● Your instructions:
Among the lines of the records below, copy those that hold the word "value".

(Items from an interface collection)
===

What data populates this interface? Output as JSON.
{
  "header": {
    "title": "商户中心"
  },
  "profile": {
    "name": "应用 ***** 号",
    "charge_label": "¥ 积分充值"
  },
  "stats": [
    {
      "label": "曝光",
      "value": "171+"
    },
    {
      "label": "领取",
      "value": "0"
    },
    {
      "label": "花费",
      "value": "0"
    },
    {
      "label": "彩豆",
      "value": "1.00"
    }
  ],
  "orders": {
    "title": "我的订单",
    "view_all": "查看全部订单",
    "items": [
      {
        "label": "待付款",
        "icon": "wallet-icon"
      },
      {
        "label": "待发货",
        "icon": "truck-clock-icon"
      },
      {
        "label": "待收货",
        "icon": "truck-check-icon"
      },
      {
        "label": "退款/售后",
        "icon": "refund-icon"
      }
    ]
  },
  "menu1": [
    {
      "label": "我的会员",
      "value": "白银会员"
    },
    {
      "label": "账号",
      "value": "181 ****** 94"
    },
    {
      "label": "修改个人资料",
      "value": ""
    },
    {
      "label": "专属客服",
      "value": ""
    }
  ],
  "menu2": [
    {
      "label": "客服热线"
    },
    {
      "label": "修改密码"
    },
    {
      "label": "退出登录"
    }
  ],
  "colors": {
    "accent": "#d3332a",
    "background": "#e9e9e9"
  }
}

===

● Result of the task:
      "value": "171+"
      "value": "0"
      "value": "0"
      "value": "1.00"
      "value": "白银会员"
      "value": "181 ****** 94"
      "value": ""
      "value": ""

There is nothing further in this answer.